Washington — Judge Merrick Garland, President Biden's nominee for attorney general, will sit before the Senate Judiciary Committee for his confirmation hearing on Monday. In his opening statement, Garland says he will make civil rights, confronting "extremist attacks," and upholding the independence of the Department of Justice some of his top priorities.
"If I am confirmed, serving as Attorney General will be the culmination of a career I have dedicated to ensuring that the laws of our country are fairly and faithfully enforced, and that the rights of all Americans are protected," Garland will say, according to prepared remarks that were released Saturday.
After demonstrations protesting the deaths of African Americans at the hands of police and systemic racial injustice swept across the country last year, Garland will make clear the role the department plays in addressing civil rights matters, acknowledging "we do not yet have equal justice."
"Communities of color and other minorities still face discrimination in housing, education, employment, and the criminal justice system; and bear the brunt of the harm caused by pandemic, pollution, and climate change," Garland's statement says.
Monday's hearing comes five years after Senate Republicans blocked Garland's Supreme Court nomination without even granting him a confirmation hearing. Garland was nominated by former President Barack Obama to fill the seat previously occupied by the late-Justice Antonin Scalia, who died in 2016.

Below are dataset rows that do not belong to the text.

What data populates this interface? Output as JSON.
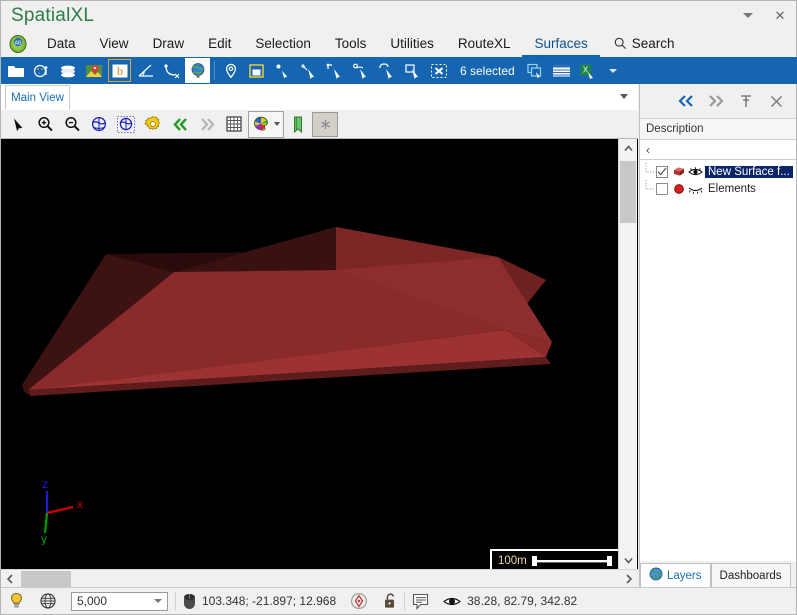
{
  "window": {
    "title": "SpatialXL",
    "buttons": [
      {
        "name": "titlebar-dropdown-button",
        "icon": "chevron-down-icon"
      },
      {
        "name": "titlebar-close-button",
        "icon": "close-icon",
        "glyph": "✕"
      }
    ]
  },
  "menubar": {
    "logo_icon": "app-globe-icon",
    "items": [
      {
        "label": "Data",
        "active": false
      },
      {
        "label": "View",
        "active": false
      },
      {
        "label": "Draw",
        "active": false
      },
      {
        "label": "Edit",
        "active": false
      },
      {
        "label": "Selection",
        "active": false
      },
      {
        "label": "Tools",
        "active": false
      },
      {
        "label": "Utilities",
        "active": false
      },
      {
        "label": "RouteXL",
        "active": false
      },
      {
        "label": "Surfaces",
        "active": true
      }
    ],
    "search": {
      "label": "Search",
      "icon": "search-icon"
    }
  },
  "toolbar": {
    "selection_label": "6 selected",
    "icons": [
      "open-folder-icon",
      "palette-settings-icon",
      "layers-stack-icon",
      "map-pin-image-icon",
      "b-symbol-icon",
      "measure-angle-icon",
      "curve-tool-icon",
      "globe-icon",
      "location-pin-icon",
      "frame-select-icon",
      "pointer-node-icon",
      "transform-node-icon",
      "add-node-icon",
      "select-node-icon",
      "lasso-select-icon",
      "crop-select-icon",
      "clear-selection-icon",
      "copy-to-view-icon",
      "table-grid-icon",
      "excel-export-icon",
      "overflow-caret-icon"
    ]
  },
  "view_tabs": {
    "tabs": [
      {
        "label": "Main View",
        "active": true
      }
    ],
    "overflow_icon": "chevron-down-icon"
  },
  "view_toolbar": {
    "icons": [
      "arrow-select-icon",
      "zoom-in-icon",
      "zoom-out-icon",
      "zoom-extents-globe-icon",
      "zoom-selected-globe-icon",
      "view-settings-gear-icon",
      "rewind-icon",
      "forward-icon",
      "grid-icon",
      "color-palette-icon",
      "bookmark-flag-icon",
      "snapshot-icon"
    ]
  },
  "viewport": {
    "background_color": "#000000",
    "surface_color": "#8f2b2b",
    "axis_gizmo": {
      "x": {
        "label": "x",
        "color": "#d00000"
      },
      "y": {
        "label": "y",
        "color": "#00a000"
      },
      "z": {
        "label": "z",
        "color": "#1b1bd0"
      }
    },
    "scalebar": {
      "label": "100m"
    },
    "scrollbars": {
      "vertical": {
        "up_glyph": "⌃",
        "down_glyph": "⌄"
      },
      "horizontal": {
        "left_glyph": "‹",
        "right_glyph": "›"
      }
    }
  },
  "right_panel": {
    "tools": [
      {
        "name": "collapse-left-button",
        "icon": "double-chevron-left-icon"
      },
      {
        "name": "expand-right-button",
        "icon": "double-chevron-right-icon"
      },
      {
        "name": "pin-panel-button",
        "icon": "pin-icon"
      },
      {
        "name": "close-panel-button",
        "icon": "close-icon",
        "glyph": "✕"
      }
    ],
    "column_header": "Description",
    "filter_glyph": "‹",
    "tree": [
      {
        "label": "New Surface f...",
        "checked": true,
        "selected": true,
        "type_icon": "red-surface-box-icon",
        "visibility_icon": "eye-open-icon",
        "visible": true
      },
      {
        "label": "Elements",
        "checked": false,
        "selected": false,
        "type_icon": "red-circle-icon",
        "visibility_icon": "eye-closed-icon",
        "visible": false
      }
    ],
    "tabs": [
      {
        "label": "Layers",
        "active": true,
        "icon": "globe-icon"
      },
      {
        "label": "Dashboards",
        "active": false
      }
    ]
  },
  "statusbar": {
    "lightbulb_icon": "lightbulb-icon",
    "globe_wire_icon": "wireframe-globe-icon",
    "scale_value": "5,000",
    "mouse_icon": "mouse-icon",
    "coordinates": "103.348; -21.897; 12.968",
    "target_icon": "target-marker-icon",
    "lock_icon": "unlocked-padlock-icon",
    "note_icon": "note-icon",
    "eye_icon": "eye-icon",
    "camera_position": "38.28, 82.79, 342.82"
  },
  "colors": {
    "toolbar_blue": "#1565b0",
    "accent_blue": "#1a6fb5",
    "title_green": "#2d7d46",
    "selection_navy": "#0a246a",
    "panel_gray": "#f0f0f0"
  }
}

As the nation's top law enforcement officer, Garland will inherit the ongoing investigations into the rioters who took part in the Capitol insurrection on January 6. News of Mr. Biden's intention to nominate Garland broke on the same day as the deadly assault on the U.S. Capitol.
Garland is no stranger to extremist violence. He is known for earlier work at the Justice Department, where he oversaw the prosecution of Oklahoma City bomber Timothy McVeigh and lone wolf bomber Ted Kaczynski, widely known as the "Unabomber."
"150 years after the department's founding, battling extremist attacks on our democratic institutions also remains central to its mission," Garland's remarks say. "If confirmed, I will supervise the prosecution of white supremacists and others who stormed the Capitol on January 6 — a heinous attack that sought to disrupt a cornerstone of our democracy: the peaceful transfer of power to a newly elected government."
At an event held the day after the Capitol riot to announce the nomination, Mr. Biden addressed Garland and other nominees for top Justice Department positions, saying, "You won't work for me. You are not the president or the vice president's lawyer.
"Your loyalty is not to me. It's to the law, the Constitution, the people of this nation to guarantee justice," Mr. Biden added.
Garland will also oversee several ongoing politically sensitive investigations, such as the one looking into the "tax affairs" of Mr. Biden's son, Hunter Biden, as well as Special Counsel John Durham's probe into the origins of the 2016 Russia investigation.
However, in his prepared remarks, Garland makes clear that as attorney general, his job will be to uphold the "rule of law," and do so by "reaffirming... norms."
Garland will highlight the importance of existing policies that "protect the independence of the department from partisan influence in law enforcement investigations" and "strictly regulate communications with the White House."
Several Senate Judiciary Republicans said Wednesday they would press Garland during his confirmation hearing to commit to investigating COVID-19 nursing home deaths, including New York Governor Andrew Cuomo's controversial reporting of nursing home death totals in his state.
Garland's hearing is scheduled to take place Monday and Tuesday, and the committee will vote on whether to advance his nomination to the Senate floor on March 1.
On Friday, letters of support for his nomination were submitted to the committee from a bipartisan group of officials. The group included 61 former federal judges, as well as over 150 former U.S. attorneys and senior DOJ officials, including former Attorneys General Eric Holder, Loretta Lynch and Michael Mukasey.
"Judge Garland has dedicated much of his life to the American justice system," the letter read. "And we can unequivocally state that Judge Garland is the right person to ensure that the rule of law remains, in our national consciousness, one of our most deeply-held values."
Garland was appointed to the U.S. Court of Appeals for the District of Columbia in 1997 by former President Bill Clinton and served as chief judge for seven years. Before he was a judge, he served within the ranks at the Justice Department as an assistant U.S. attorney in Washington, D.C., deputy assistant attorney general for the criminal division, and as principal associate deputy attorney general. He graduated from Harvard College summa cum laude in 1974 and Harvard Law School magna cum laude in 1977.